TOKYO / NEW YORK (Reuters) – Asian stocks rose Wednesday, monitoring Wall Street’s modest gains as expectations that a vaccine will ultimately win the coronavirus battle fueled hopes for recovery, while tight supply expectations they pushed oil prices to one-year highs.
MSCI’s broader index of Asia Pacific stocks outside of Japan rose 0.61%, while Japan’s Nikkei 225 was up 1.12%.
Chinese equities were up 0.07% while South Korea’s KOSPI gained 1.05%. Australia’s S & P / ASX 200 reversed losses and added 0.18%.
US stock futures were up 0.18%.
Treasuries extended their rally, pushing 10-year benchmark yields further away from the highest in nearly a year and caused a slight flattening of the yield curve.
Euro Stoxx 50 futures fell 0.03%, German DAX futures rose 0.03%, and Britain’s FTSE futures rose 0.18%, indicating a moderate start to European trading.
Investors are betting that the upcoming Biden administration would increase U.S. distribution of coronavirus vaccines and spend a lot on additional stimulus, which will contribute to a global economic recovery and increased demand for commodities, analysts say.
Hugh Young, Head of Asia Pacific at Aberdeen Standard Investments, said he expects investor interest in Asia seen in the second half of 2020 to be sustained this year.
“The eternal question is overestimation.

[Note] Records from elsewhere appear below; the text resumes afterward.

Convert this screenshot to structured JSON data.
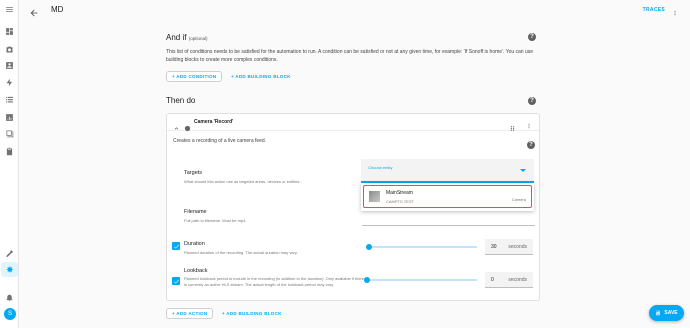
{
  "header": {
    "title": "MD",
    "traces": "TRACES"
  },
  "and_if": {
    "title": "And if",
    "optional": "(optional)",
    "description": "This list of conditions needs to be satisfied for the automation to run. A condition can be satisfied or not at any given time, for example: 'If Sonoff is home'. You can use building blocks to create more complex conditions.",
    "add_condition": "+ ADD CONDITION",
    "add_building_block": "+ ADD BUILDING BLOCK"
  },
  "then_do": {
    "title": "Then do",
    "action": {
      "title": "Camera 'Record'",
      "description": "Creates a recording of a live camera feed.",
      "targets": {
        "label": "Targets",
        "sub": "What should this action use as targeted areas, devices or entities."
      },
      "choose_entity": "Choose entity",
      "option": {
        "name": "MainStream",
        "sub": "CAMPTS TEST",
        "tag": "Camera"
      },
      "filename": {
        "label": "Filename",
        "sub": "Full path to filename. Must be mp4."
      },
      "duration": {
        "label": "Duration",
        "sub": "Planned duration of the recording. The actual duration may vary.",
        "value": "30",
        "unit": "seconds",
        "fraction": 0.02
      },
      "lookback": {
        "label": "Lookback",
        "sub": "Planned lookback period to include in the recording (in addition to the duration). Only available if there is currently an active HLS stream. The actual length of the lookback period may vary.",
        "value": "0",
        "unit": "seconds",
        "fraction": 0.0
      }
    },
    "add_action": "+ ADD ACTION",
    "add_building_block": "+ ADD BUILDING BLOCK"
  },
  "save": "SAVE",
  "avatar_letter": "S",
  "colors": {
    "accent": "#03a9f4",
    "highlight": "#d9534f"
  }
}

The Asian markets have done very well, which is a bit frustrating, but certainly the quality is in Asia, the momentum is in Asia, so it looks to be a stable year and a good year for Asia, “said Young. in a panel at Reuters Next conference.
On Wall Street, stocks fluctuated almost unchanged for the session not far off from record. The Dow was up 0.19%, the S&P 500 was up 0.04%, and the Nasdaq Composite was up 0.28%.

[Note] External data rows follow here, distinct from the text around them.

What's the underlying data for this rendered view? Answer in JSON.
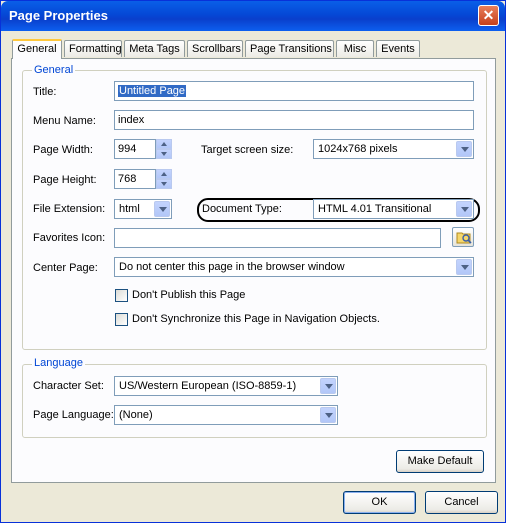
{
  "window": {
    "title": "Page Properties",
    "close_label": "✕"
  },
  "tabs": [
    "General",
    "Formatting",
    "Meta Tags",
    "Scrollbars",
    "Page Transitions",
    "Misc",
    "Events"
  ],
  "general": {
    "group_label": "General",
    "title_label": "Title:",
    "title_value": "Untitled Page",
    "menu_name_label": "Menu Name:",
    "menu_name_value": "index",
    "page_width_label": "Page Width:",
    "page_width_value": "994",
    "target_screen_label": "Target screen size:",
    "target_screen_value": "1024x768 pixels",
    "page_height_label": "Page Height:",
    "page_height_value": "768",
    "file_ext_label": "File Extension:",
    "file_ext_value": "html",
    "doc_type_label": "Document Type:",
    "doc_type_value": "HTML 4.01 Transitional",
    "favicon_label": "Favorites Icon:",
    "favicon_value": "",
    "center_page_label": "Center Page:",
    "center_page_value": "Do not center this page in the browser window",
    "dont_publish_label": "Don't Publish this Page",
    "dont_sync_label": "Don't Synchronize this Page in Navigation Objects."
  },
  "language": {
    "group_label": "Language",
    "charset_label": "Character Set:",
    "charset_value": "US/Western European (ISO-8859-1)",
    "page_lang_label": "Page Language:",
    "page_lang_value": "(None)"
  },
  "buttons": {
    "make_default": "Make Default",
    "ok": "OK",
    "cancel": "Cancel"
  },
  "colors": {
    "titlebar": "#0a5fe8",
    "group_label": "#0046d5",
    "selection": "#316ac5",
    "dialog_bg": "#ece9d8"
  }
}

US West Texas Intermediate (WTI) rose 1.13% to $ 53.81 a barrel, hitting a high since February after a larger-than-expected decline in US crude oil inventories. Brent crude is up 1.27% to $ 57.30. [API/S]
Oil prices were also sustained after Saudi Arabia said it wanted to cut production by one million more barrels per day in February and March.
Some investors were monitoring developments in Washington after at least three Republicans said they would join the Democrats in a vote scheduled for Wednesday to impeach President Donald Trump for the recent riots on the US Capitol.
With seven days remaining in his term, Trump faces impeachment on charges of inciting insurgency in a speech to his followers last week before hundreds of them stormed the Capitol, leaving five dead. Trump says his speech was appropriate.
An impeachment process could proceed even after Trump leaves office on January 20, but analysts say they don’t expect further political turmoil in Washington to affect markets.
“The markets since the election have been quite strong because the uncertainty factor has been removed,” said Peter Essele, head of portfolio management at Boston’s Commonwealth Financial Network.
Yields on 10-year benchmark US government debt fell to 1.1240% on Wednesday, down from an almost one-year high of 1.1870% reached in the previous session after a well-received auction of new 10-year banknotes.
The yield curve, which had peaked since May 2017 based on expectations of strong fiscal stimulus under a new Democratic administration, narrowed slightly to 97.5 basis points.
The dollar fueled losses Wednesday as falling US yields stifled its recent rebound.
Against the yen, the greenback fell 0.12% to 103.65. The dollar also fell to $ 1.3683 against the British pound.
Safe haven spot gold added 0.2% to $ 1,860.13 per ounce.
Reportage by Stanley White in Tokyo and Chibuike Oguh in New York; Editing by Sam Holmes, Ana Nicolaci da Costa and Kim Coghill